* **Work item**
Please output each line of the data exactly as it appears.

(Beginning of Data to examine)

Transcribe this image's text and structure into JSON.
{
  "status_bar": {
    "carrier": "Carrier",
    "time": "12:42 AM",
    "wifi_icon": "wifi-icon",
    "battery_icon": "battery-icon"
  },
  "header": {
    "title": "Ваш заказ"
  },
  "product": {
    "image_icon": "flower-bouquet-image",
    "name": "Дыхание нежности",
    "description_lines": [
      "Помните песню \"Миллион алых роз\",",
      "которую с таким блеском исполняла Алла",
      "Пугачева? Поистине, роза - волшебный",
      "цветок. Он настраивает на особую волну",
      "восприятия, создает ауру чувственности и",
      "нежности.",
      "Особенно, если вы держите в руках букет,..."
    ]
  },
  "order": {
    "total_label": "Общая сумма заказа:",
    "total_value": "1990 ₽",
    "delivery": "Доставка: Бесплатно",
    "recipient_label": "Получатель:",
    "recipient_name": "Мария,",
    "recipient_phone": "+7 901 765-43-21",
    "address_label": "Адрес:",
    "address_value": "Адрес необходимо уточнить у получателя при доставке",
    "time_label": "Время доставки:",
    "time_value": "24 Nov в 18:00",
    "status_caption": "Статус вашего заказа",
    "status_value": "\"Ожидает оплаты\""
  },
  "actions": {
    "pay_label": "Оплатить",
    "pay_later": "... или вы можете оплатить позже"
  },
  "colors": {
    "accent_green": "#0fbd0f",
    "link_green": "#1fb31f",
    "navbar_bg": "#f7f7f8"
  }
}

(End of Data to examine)

* **Output of the task**
Transcribe this image's text and structure into JSON.
{
  "status_bar": {
    "carrier": "Carrier",
    "time": "12:42 AM",
    "wifi_icon": "wifi-icon",
    "battery_icon": "battery-icon"
  },
  "header": {
    "title": "Ваш заказ"
  },
  "product": {
    "image_icon": "flower-bouquet-image",
    "name": "Дыхание нежности",
    "description_lines": [
      "Помните песню \"Миллион алых роз\",",
      "которую с таким блеском исполняла Алла",
      "Пугачева? Поистине, роза - волшебный",
      "цветок. Он настраивает на особую волну",
      "восприятия, создает ауру чувственности и",
      "нежности.",
      "Особенно, если вы держите в руках букет,..."
    ]
  },
  "order": {
    "total_label": "Общая сумма заказа:",
    "total_value": "1990 ₽",
    "delivery": "Доставка: Бесплатно",
    "recipient_label": "Получатель:",
    "recipient_name": "Мария,",
    "recipient_phone": "+7 901 765-43-21",
    "address_label": "Адрес:",
    "address_value": "Адрес необходимо уточнить у получателя при доставке",
    "time_label": "Время доставки:",
    "time_value": "24 Nov в 18:00",
    "status_caption": "Статус вашего заказа",
    "status_value": "\"Ожидает оплаты\""
  },
  "actions": {
    "pay_label": "Оплатить",
    "pay_later": "... или вы можете оплатить позже"
  },
  "colors": {
    "accent_green": "#0fbd0f",
    "link_green": "#1fb31f",
    "navbar_bg": "#f7f7f8"
  }
}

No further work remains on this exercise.